In a study by Edison Research, 33 percent of smartphone owners listened to a web-based audio program in their car — a 21 percent boost versus 2013. They also found that 58 percent of regular podcast listeners broadcasted at least one podcast in their vehicles per week.
Unfortunately, only about 10 percent of automobiles in the U.S. are currently connected to the web. That means, you’ll have to rely on your smartphone’s data — something customers may want to conserve for other tasks.
One car company leading the way in vehicle connectivity is General Motors. As of late, all the GM brands — especially Chevrolet — mention most of its new vehicles come with OnStar’s 4G LTE Wi-Fi hotspot in many of their TV, radio and print ads.
Much like a 4G iPad, this hotspot could be accessed no matter where the car is going. In most GM vehicles with the hotspot, up to seven devices (laptops, tablets, smartphones etc.) can be connected at once — potentially preventing you from racking up data charges.
But — and this is a major but — OnStar isn’t giving free Wi-Fi out to every new GM customer. After your free six-month trial is up, drivers have the option of purchasing a hotspot plan starting at $15 per month (for one whole gigabyte).
Podcasting’s only hope — Apple CarPlay and Android Auto.
Once again, General Motors is attempting to stay with the times by putting this “projecting” technology in many of its new vehicles. This allows the driver to mirror their smartphone’s user interface on the touchscreen in the center console, versus GM’s bespoke UI.
“That is the best integration, the best experience for people, because we worked with Apple and Google on making [Apple CarPlay and Android Auto],” Phil Abram, GM’s chief infotainment officer, told The Verge. “They’re not doing our infotainment systems… We’re all saying, hey, how can we make the experience relevant, safe, and inviting for our collective customers?”
With more widespread integration of Apple CarPlay, podcasting apps like Apple’s Podcasts, Stitcher and TuneIn Radio will be far easier to access. Once this becomes mainstream, driver’s wont just avoid the manufactures’ infotainments systems, they will be more inclined to use the radio streaming apps on their phones versus the traditional AM/FM.
This is the key to podcast’s growth.
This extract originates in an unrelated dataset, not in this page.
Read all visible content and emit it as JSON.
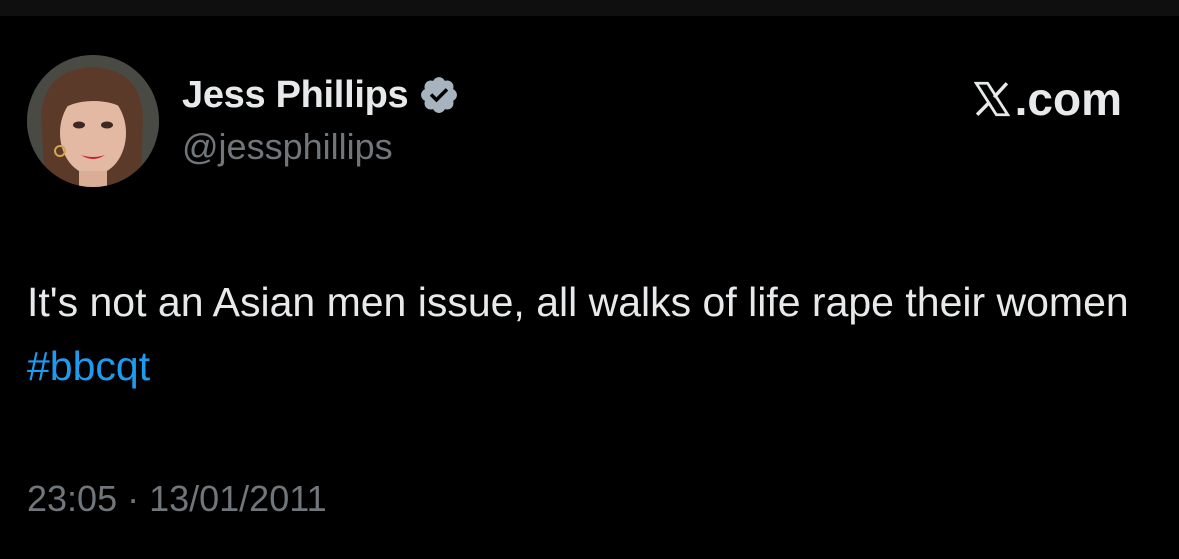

Once Apple CarPlay and Android Auto are the norm for the auto industry, I presume podcast listeners will give this form of journalism a new hope for a prosperous future.